His college coach, Chris Holtmann, flew out to see him in Santa Barbara, California, in the spring of 2021 when Liddell was going through workouts and trying to determine if he was finished playing for Ohio State. Holtmann didn't press his best player, didn't try to sway his thinking one way or the other. A year ago, at 20 years old, Liddell heard that leaving because of his age would be a big reason — a positive factor — and one that would help him get drafted. The younger you are, the better you can be. Ageism has become a dominant element in draft evaluations.

"He also was a first team all-league guy [that] year, and there was a thought: What more can you do?" Holtmann told CBS Sports. "People told him, 'Hey, you're going to hurt your draft stock by coming back.' He heard that from some people. But he was able to parse what was true, what was reality and what was just  … talk."
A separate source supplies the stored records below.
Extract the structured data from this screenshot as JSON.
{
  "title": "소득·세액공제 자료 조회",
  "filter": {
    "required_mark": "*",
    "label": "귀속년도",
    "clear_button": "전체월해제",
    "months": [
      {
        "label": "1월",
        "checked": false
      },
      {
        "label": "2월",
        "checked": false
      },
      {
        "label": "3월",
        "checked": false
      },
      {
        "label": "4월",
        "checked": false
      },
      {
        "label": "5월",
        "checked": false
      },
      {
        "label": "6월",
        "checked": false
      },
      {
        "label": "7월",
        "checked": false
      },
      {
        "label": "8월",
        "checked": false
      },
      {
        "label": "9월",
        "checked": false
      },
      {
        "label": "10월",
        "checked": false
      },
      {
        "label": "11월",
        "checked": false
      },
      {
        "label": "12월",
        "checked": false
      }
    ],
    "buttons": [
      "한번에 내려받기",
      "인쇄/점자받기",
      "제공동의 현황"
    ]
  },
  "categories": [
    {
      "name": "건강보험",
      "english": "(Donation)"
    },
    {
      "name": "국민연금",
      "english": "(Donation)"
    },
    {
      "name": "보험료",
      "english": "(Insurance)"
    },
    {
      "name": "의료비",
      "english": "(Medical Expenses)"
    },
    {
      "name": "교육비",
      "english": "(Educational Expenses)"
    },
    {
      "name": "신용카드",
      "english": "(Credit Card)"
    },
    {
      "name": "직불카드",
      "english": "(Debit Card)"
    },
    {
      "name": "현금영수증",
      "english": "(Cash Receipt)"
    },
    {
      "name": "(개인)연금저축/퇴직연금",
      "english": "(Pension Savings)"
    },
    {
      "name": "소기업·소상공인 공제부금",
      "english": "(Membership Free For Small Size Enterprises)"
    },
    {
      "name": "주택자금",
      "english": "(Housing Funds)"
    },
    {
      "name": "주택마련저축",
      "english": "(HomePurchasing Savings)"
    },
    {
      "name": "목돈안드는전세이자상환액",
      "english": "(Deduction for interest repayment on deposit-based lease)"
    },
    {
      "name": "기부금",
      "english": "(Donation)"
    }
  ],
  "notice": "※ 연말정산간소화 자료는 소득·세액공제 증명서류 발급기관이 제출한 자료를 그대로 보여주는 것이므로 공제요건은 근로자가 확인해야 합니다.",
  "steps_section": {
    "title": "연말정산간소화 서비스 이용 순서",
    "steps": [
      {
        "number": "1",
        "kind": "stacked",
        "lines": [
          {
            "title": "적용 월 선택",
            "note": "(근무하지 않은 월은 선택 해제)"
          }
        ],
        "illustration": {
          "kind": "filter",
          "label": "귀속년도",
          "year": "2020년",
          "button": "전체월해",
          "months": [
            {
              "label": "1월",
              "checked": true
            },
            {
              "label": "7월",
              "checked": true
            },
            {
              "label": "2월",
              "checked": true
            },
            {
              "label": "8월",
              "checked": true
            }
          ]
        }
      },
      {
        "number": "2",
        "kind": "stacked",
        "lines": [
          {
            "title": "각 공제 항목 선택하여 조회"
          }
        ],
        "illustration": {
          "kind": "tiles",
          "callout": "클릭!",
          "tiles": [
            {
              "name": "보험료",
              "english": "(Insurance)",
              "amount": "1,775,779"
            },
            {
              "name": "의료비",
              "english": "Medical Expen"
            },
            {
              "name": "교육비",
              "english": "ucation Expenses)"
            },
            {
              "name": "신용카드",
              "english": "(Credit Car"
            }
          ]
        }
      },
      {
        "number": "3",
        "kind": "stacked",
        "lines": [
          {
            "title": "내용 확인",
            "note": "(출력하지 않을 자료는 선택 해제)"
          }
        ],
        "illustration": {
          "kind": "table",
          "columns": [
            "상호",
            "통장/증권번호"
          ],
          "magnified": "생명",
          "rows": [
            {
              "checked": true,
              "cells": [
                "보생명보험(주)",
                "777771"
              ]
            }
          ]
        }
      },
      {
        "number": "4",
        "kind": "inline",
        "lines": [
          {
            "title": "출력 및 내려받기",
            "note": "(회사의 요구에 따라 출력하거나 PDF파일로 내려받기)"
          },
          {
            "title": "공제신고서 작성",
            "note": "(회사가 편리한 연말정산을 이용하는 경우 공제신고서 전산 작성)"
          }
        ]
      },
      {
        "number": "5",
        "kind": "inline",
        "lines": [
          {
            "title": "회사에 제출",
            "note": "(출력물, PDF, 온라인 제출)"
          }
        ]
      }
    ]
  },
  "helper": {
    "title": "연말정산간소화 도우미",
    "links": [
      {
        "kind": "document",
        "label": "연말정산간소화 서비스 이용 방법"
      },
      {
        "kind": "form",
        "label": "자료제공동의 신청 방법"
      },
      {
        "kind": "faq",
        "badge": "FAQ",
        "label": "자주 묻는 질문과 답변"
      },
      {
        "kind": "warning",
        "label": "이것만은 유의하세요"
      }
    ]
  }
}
Realistically, Liddell was a fringe NBA pick one year ago. He was coming off a good sophomore season, one that ended in stunning disappointment with a loss in the first round to No. 15 seed Oral Roberts. The whispers about Liddell's then-teammate, Duane Washington, leaving OSU early to chase the NBA wound up being true. With Washington gone, Liddell's stay-or-go decision meant as much to Ohio State's 2021-22 prospects as nearly any other player who was debating leaving school. 

For Liddell, it turned out to be hardly a tough decision at all. After an inconsistent showing at G League camp, he felt like he was a year away from being who he wanted to be as a college player and a pro prospect. 

"If I stayed in I would have made a team and might have been drafted, might have been picked in the second round," Liddell told CBS Sports. "But I was told my shot wasn't the best, I needed to continue play better defense and be in a lot better shape. What made me decide to go back to school? I felt like I was settling if I left."

There's a twist on conventional thought. "Settling" meant leaving school. Most players would see it the opposite way. But Liddell isn't wired like most others.